During the four months before the project went into operation, 798 consultations for the 12 conditions were recorded, representing approximately 9 per cent of the total practice workload, although this varied week by week, and for the different practitioners (see table 1).
Unsurprisingly , the 12 self-limiting conditions formed a much larger proportion of the nurse practitioner s caseload. Of the total practice workload for these 12 conditions, 20 per cent were prescription requests, suggesting that a reasonable proportion of patients are not necessarily seeking clinical advice, but simply access to medicines.
During the same period, to treat the same illnesses, 5,419 sales were recorded for over-the-counter products in the eight study pharmacies. Two-fifths of these sales were made after the patient presented to pharmacy staff with symptoms, rather than demanding named products.
Among those consulting for one of the 12 conditions during the baseline period, children under 16 comprised 55 per cent of patients, while patients aged over 45 made up only 11 per cent of the caseload (see table 2).
Of the 12 study conditions, cough, sore throat and hay fever presentations accounted for 60 per cent of actual GP consultations, while head lice, hay fever and thrush accounted for more than 84 per cent of prescription requests. Consultations in the community pharmacies were more diverse, with the top three conditions out of 12 accounting for 43 per cent of pharmacy consultations (see table 3).
By the end of October 1999, 251 patients had used the scheme, representing 35 per cent of those eligible. Most of these (88 per cent) accessed the scheme by phoning the surgery and asking for a direct referral. Of those who insisted on seeing their GP , 31 per cent were subsequently prescribed antibiotics or other non formulary medicines, which suggests that these patients did need to see the GP . But the rest could have seen a pharmacist, suggesting that a much larger shift from GPs to community pharmacy is possible.

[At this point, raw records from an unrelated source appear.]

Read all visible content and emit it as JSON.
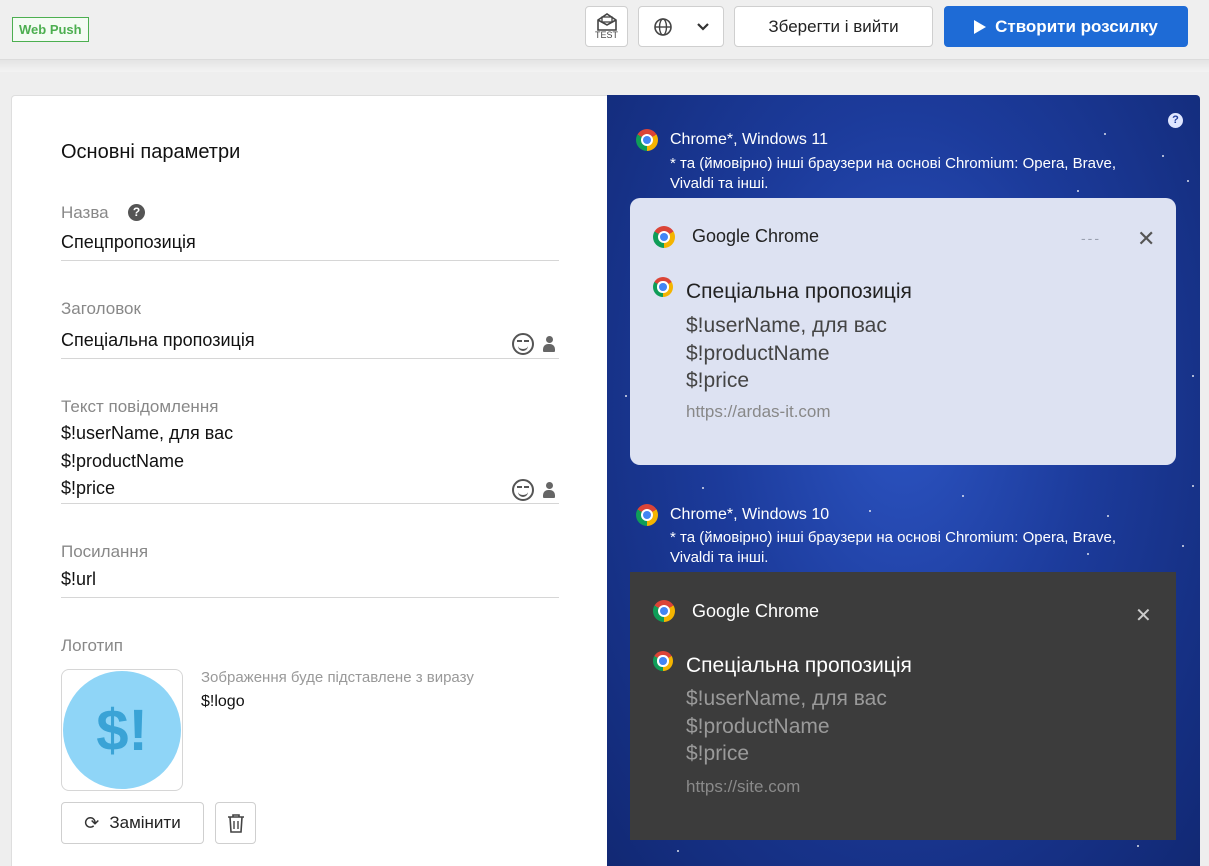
{
  "header": {
    "badge": "Web Push",
    "test_label": "TEST",
    "save_label": "Зберегти і вийти",
    "create_label": "Створити розсилку"
  },
  "form": {
    "section_title": "Основні параметри",
    "name": {
      "label": "Назва",
      "value": "Спецпропозиція"
    },
    "title": {
      "label": "Заголовок",
      "value": "Спеціальна пропозиція"
    },
    "message": {
      "label": "Текст повідомлення",
      "lines": [
        "$!userName, для вас",
        "$!productName",
        "$!price"
      ]
    },
    "link": {
      "label": "Посилання",
      "value": "$!url"
    },
    "logo": {
      "label": "Логотип",
      "placeholder_text": "$!",
      "note": "Зображення буде підставлене з виразу",
      "expression": "$!logo",
      "replace_label": "Замінити"
    }
  },
  "preview": {
    "win11": {
      "os_title": "Chrome*, Windows 11",
      "note": "* та (ймовірно) інші браузери на основі Chromium: Opera, Brave, Vivaldi та інші.",
      "app": "Google Chrome",
      "dots": "---",
      "close": "✕",
      "title": "Спеціальна пропозиція",
      "body": [
        "$!userName, для вас",
        "$!productName",
        "$!price"
      ],
      "url": "https://ardas-it.com"
    },
    "win10": {
      "os_title": "Chrome*, Windows 10",
      "note": "* та (ймовірно) інші браузери на основі Chromium: Opera, Brave, Vivaldi та інші.",
      "app": "Google Chrome",
      "close": "✕",
      "title": "Спеціальна пропозиція",
      "body": [
        "$!userName, для вас",
        "$!productName",
        "$!price"
      ],
      "url": "https://site.com"
    }
  },
  "colors": {
    "accent": "#1e6bd6",
    "badge_green": "#4caf50",
    "preview_bg": "#1c3b9b",
    "card_light": "#dde2f2",
    "card_dark": "#3c3c3c"
  },
  "icons": [
    "test-email-icon",
    "globe-icon",
    "chevron-down-icon",
    "play-icon",
    "help-icon",
    "emoji-icon",
    "user-variable-icon",
    "refresh-icon",
    "trash-icon",
    "chrome-icon",
    "close-icon"
  ]
}
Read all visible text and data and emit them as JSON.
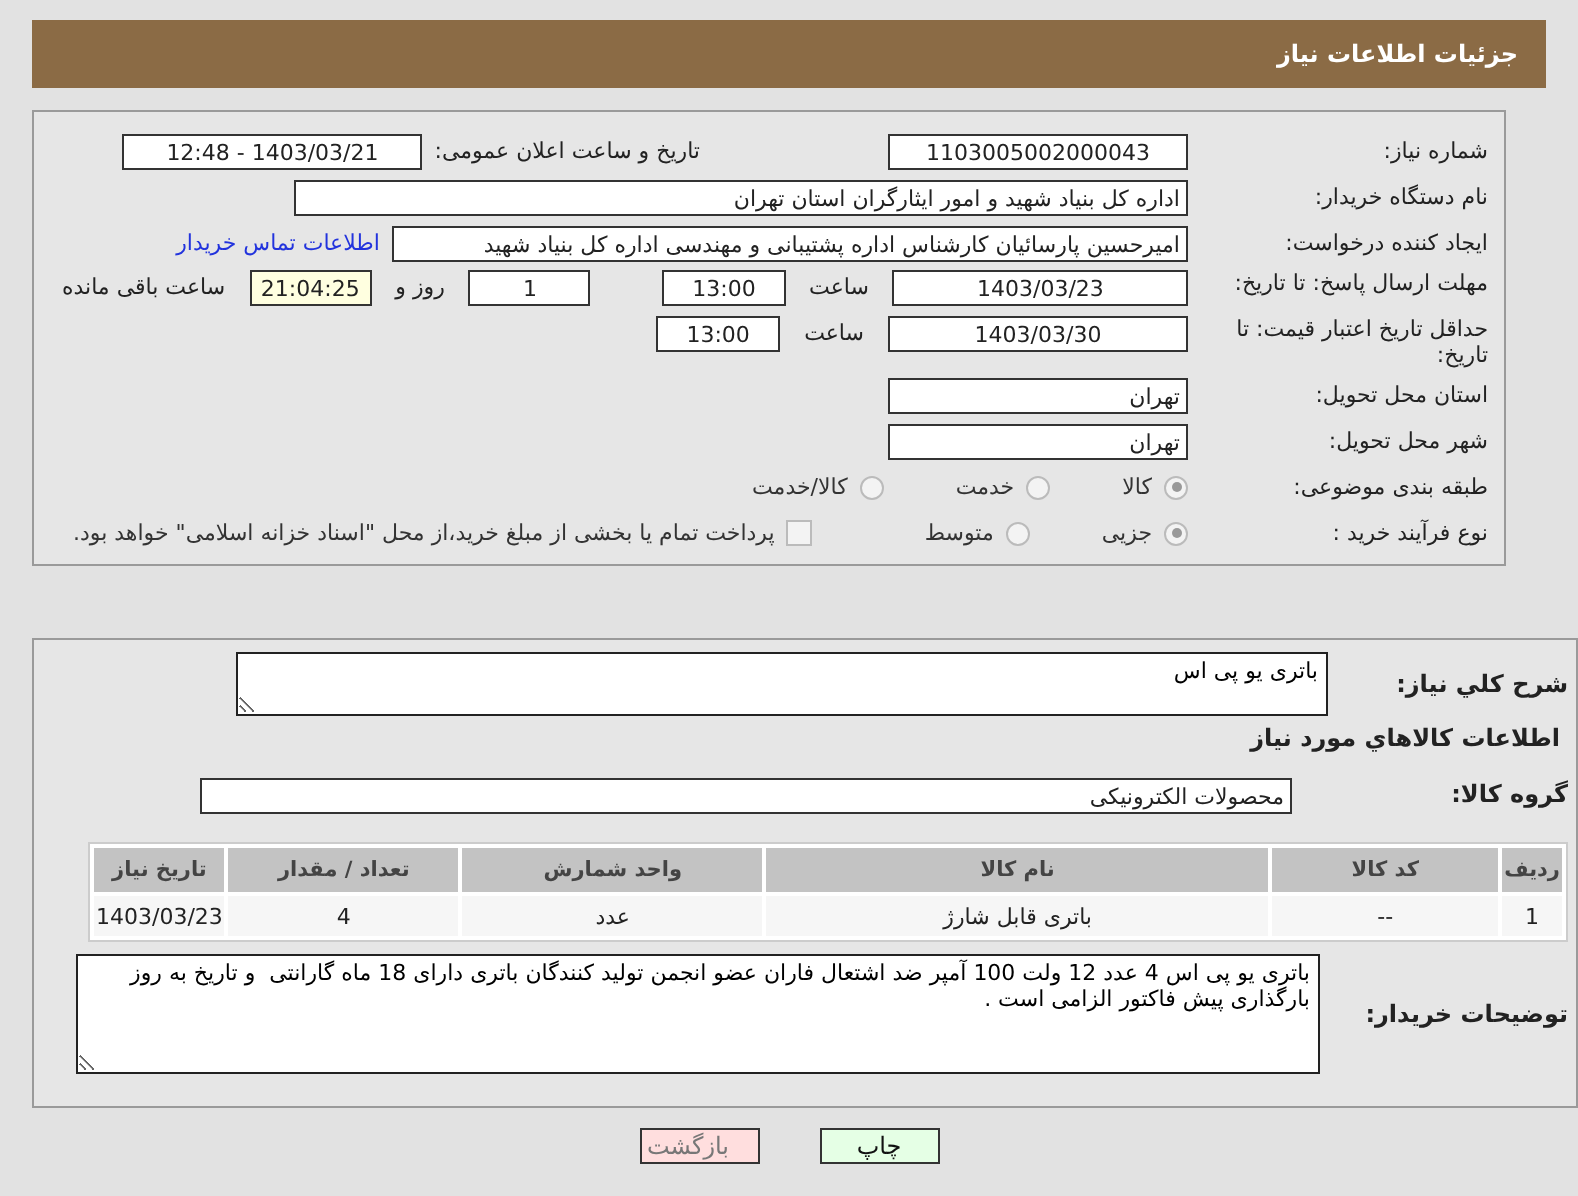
{
  "header": {
    "title": "جزئیات اطلاعات نیاز"
  },
  "need_number": {
    "label": "شماره نیاز:",
    "value": "1103005002000043"
  },
  "announce": {
    "label": "تاریخ و ساعت اعلان عمومی:",
    "value": "1403/03/21 - 12:48"
  },
  "buyer_org": {
    "label": "نام دستگاه خریدار:",
    "value": "اداره کل بنیاد شهید و امور ایثارگران استان تهران"
  },
  "creator": {
    "label": "ایجاد کننده درخواست:",
    "value": "امیرحسین پارسائیان کارشناس اداره پشتیبانی و مهندسی  اداره کل بنیاد شهید",
    "link": "اطلاعات تماس خریدار"
  },
  "deadline": {
    "label": "مهلت ارسال پاسخ: تا تاریخ:",
    "date": "1403/03/23",
    "time_label": "ساعت",
    "time": "13:00",
    "days": "1",
    "days_label": "روز و",
    "remaining": "21:04:25",
    "remaining_label": "ساعت باقی مانده"
  },
  "validity": {
    "label": "حداقل تاریخ اعتبار قیمت: تا تاریخ:",
    "date": "1403/03/30",
    "time_label": "ساعت",
    "time": "13:00"
  },
  "province": {
    "label": "استان محل تحویل:",
    "value": "تهران"
  },
  "city": {
    "label": "شهر محل تحویل:",
    "value": "تهران"
  },
  "category": {
    "label": "طبقه بندی موضوعی:",
    "options": [
      {
        "label": "کالا",
        "selected": true
      },
      {
        "label": "خدمت",
        "selected": false
      },
      {
        "label": "کالا/خدمت",
        "selected": false
      }
    ]
  },
  "process": {
    "label": "نوع فرآیند خرید :",
    "options": [
      {
        "label": "جزیی",
        "selected": true
      },
      {
        "label": "متوسط",
        "selected": false
      }
    ],
    "payment": {
      "label": "پرداخت تمام یا بخشی از مبلغ خرید،از محل \"اسناد خزانه اسلامی\" خواهد بود.",
      "checked": false
    }
  },
  "summary": {
    "label": "شرح کلي نياز:",
    "value": "باتری یو پی اس"
  },
  "goods_title": "اطلاعات كالاهاي مورد نياز",
  "goods_group": {
    "label": "گروه کالا:",
    "value": "محصولات الکترونیکی"
  },
  "table": {
    "columns": [
      "ردیف",
      "کد کالا",
      "نام کالا",
      "واحد شمارش",
      "تعداد / مقدار",
      "تاریخ نیاز"
    ],
    "rows": [
      [
        "1",
        "--",
        "باتری قابل شارژ",
        "عدد",
        "4",
        "1403/03/23"
      ]
    ]
  },
  "buyer_notes": {
    "label": "توضیحات خریدار:",
    "value": "باتری یو پی اس 4 عدد 12 ولت 100 آمپر ضد اشتعال فاران عضو انجمن تولید کنندگان باتری دارای 18 ماه گارانتی  و تاریخ به روز\nبارگذاری پیش فاکتور الزامی است ."
  },
  "buttons": [
    {
      "label": "چاپ",
      "kind": "print"
    },
    {
      "label": "بازگشت",
      "kind": "back"
    }
  ]
}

GPs are pleased with the early results of the scheme and patients are also responding positively to it. Patients who saw the GP through the open ccess route no longer have lengthy waits, and those who phone for routine appointments or prescription requests no longer have the extra burden of visiting the surgery and go straight to the pharmacy .
Early results indicate that it is mothers with young children, consulting for head lice treatments, who make most use of the new scheme. Given the age of the patients for whom the consultation is requested and the type of prescription request, this is perhaps not too surprising.
The pilot scheme will run until the end of this month, when the HA will decide whether to continue with it. A cost-benefit analysis is planned and interviews will be conducted with all practitioners, in particular with the GPs, to discover how they make use of any freed time. A sample of patients will be interviewed about their use and views of the scheme.
This evaluation and dissemination of the findings will be vital if lessons are to be learned and further schemes of this sort are to be developed to suit different local circumstances. At the moment, this method of patient management, which builds on the available expertise of health practitioners, rather than establishing new systems of care, appears to offer exciting demand management opportunities.